|Alma mater||Uppsala University|
|Known for||Carleson–Jacobs theorem|
|Awards||Abel Prize (2006)|
Sylvester Medal (2003)
Lomonosov Gold Medal (2002)
Wolf Prize (1992)
Leroy P. Steele Prize (1984)
|Institutions||Royal Institute of Technology|
University of California, Los Angeles
|Doctoral advisor||Arne Beurling|
|Doctoral students||Svante Janson|
Lennart Axel Edvard Carleson (born 18 March 1928) is a Swedish mathematician, known as a leader in the field of harmonic analysis. One of his most noted accomplishments is his proof of Lusin's conjecture. He was awarded the Abel Prize in 2006 for "his profound and seminal contributions to harmonic analysis and the theory of smooth dynamical systems."
He was a student of Arne Beurling and received his Ph.D. from Uppsala University in 1950. He did his post-doctoral work from Harvard University where he met and discussed on Fourier series and its convergence with Antoni Zygmund and Raphaël Salem who were there in 1950 and 1951. He is a professor emeritus at Uppsala University, the Royal Institute of Technology in Stockholm, and the University of California, Los Angeles, and has served as director of the Mittag-Leffler Institute in Djursholm outside Stockholm 1968–1984. Between 1978 and 1982 he served as president of the International Mathematical Union.
Carleson married Butte Jonsson in 1953, and they had two children: Caspar (born 1955) and Beatrice (born 1958).
He has supervised 29 PhD students.
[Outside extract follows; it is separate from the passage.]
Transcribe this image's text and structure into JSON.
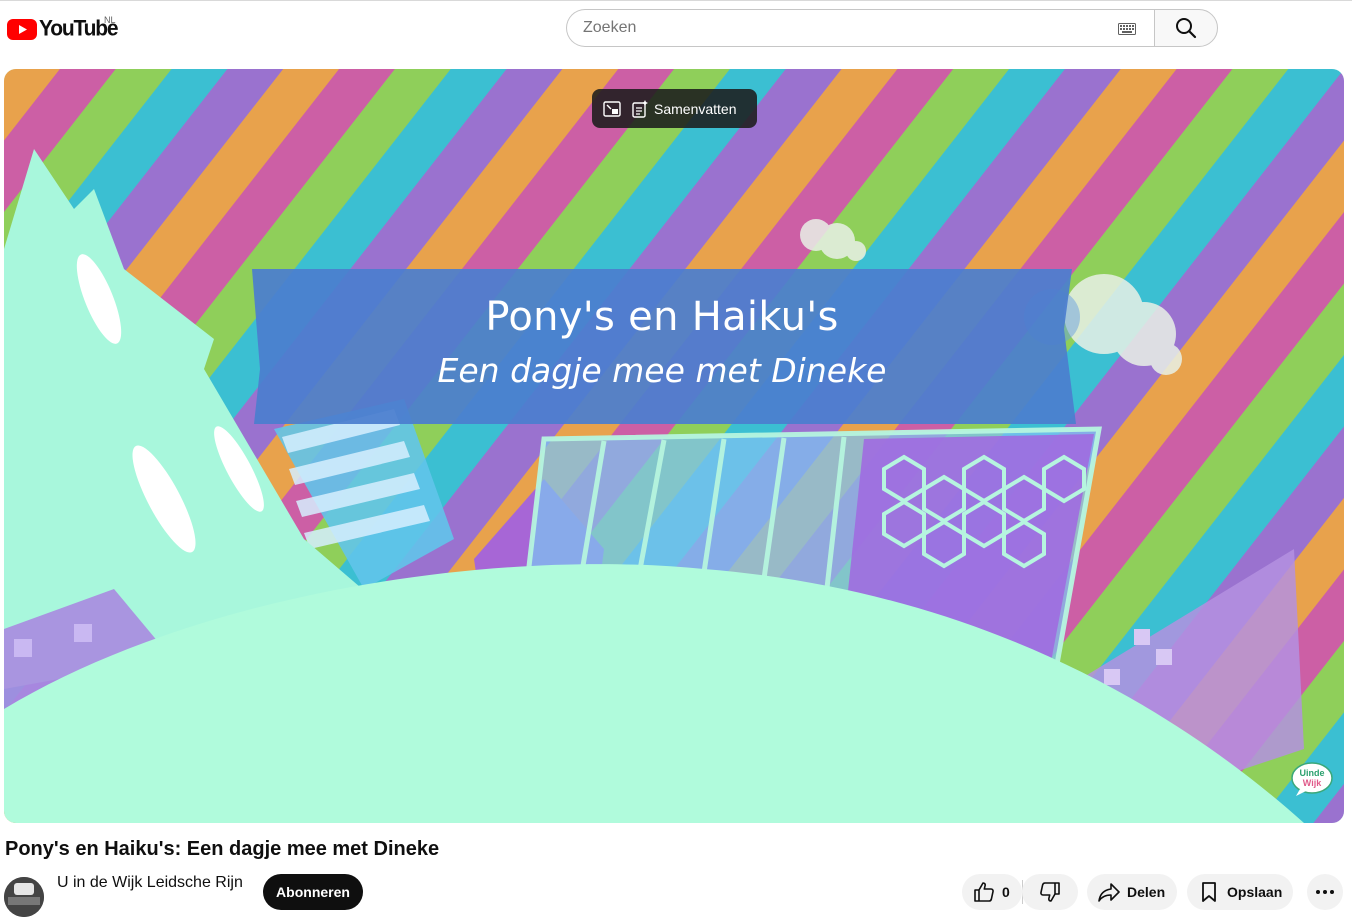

They include Svante Janson, Kurt Johansson, Warwick Tucker, Bengt Rosén, Per Sjölin, Hans Wallin and Ingemar Wik.
His work has included the solution of some outstanding problems, using techniques from combinatorics and probability theory (especially stopping times). In the theory of Hardy spaces, Carleson's contributions include the corona theorem (1962), and establishing the almost everywhere convergence of Fourier series for square-integrable functions (now known as Carleson's theorem). It was a famous old problem by Joseph Fourier when he invented Fourier analysis in 1807 and formalised by Nikolai Luzin in 1913 as the Lusin's conjecture. Kolmogorov proved a famous negative result of the conjecture for L1 function in 1928 and stated that the conjecture must be false. It was so until 38 years later when Carleson gave his proof at the International Congress of Mathematicians at Moscow in 1966. But his proofs were very hard and only understood in the late 80s and early 90s when general theory of operators arrived and brought mathematicians closer to using his striking ideas with ease.
He is also known for the theory of Carleson measures. His tools and methods have been of fundamental importance to analysis as well as many areas of mathematics. The theorem for Fourier multipliers developed by Carleson and Per Sjölin has been standard in the study of the Kakeya problem. In 1974 he solved the extension problem for quasiconformal mappings, and gave important new results in the Bochner-Riesz mean in dimension two.
In the theory of dynamical systems, Carleson has worked in complex dynamics. His proof with Benedicks, of the existence of strange attractors in Hénon map in 1991 led to a new field in dynamical systems.
In addition to publishing some landmark papers, Carleson has also published two books: First, an influential book on potential theory, "Selected Problems on Exceptional Sets" (Van Nostrand, 1967), and second a book on the iteration of analytic functions, Complex Dynamics (Springer, 1993, in collaboration with T. W. Gamelin). He was the co-editor along with Paul Malliavin, J. Neuberger and J. Wermer who collected and published the unpublished works of his mentor Arne Beurling in 1989.
He was awarded the Wolf Prize in Mathematics in 1992, the Lomonosov Gold Medal in 2002, the Sylvester Medal in 2003, and the Abel Prize in 2006 for his profound and seminal contributions to harmonic analysis and the theory of smooth dynamical systems.
He is a member of the Norwegian Academy of Science and Letters. In 2012 he became a fellow of the American Mathematical Society. He became a Foreign Fellow of the Royal Society in 1993, Honorary member of the London Mathematical Society in 1981, the American Academy of Arts and Sciences, French Academy of Sciences, Royal Swedish Academy of Sciences, Finnish Society of Sciences and Letters, Finnish Academy of Science and Letters, Royal Danish Academy of Sciences and Letters and the Hungarian Academy of Sciences. He has honorary doctorates from many universities such as Helsinki, Paris and KTH Royal Institute of Technology, Stockholm.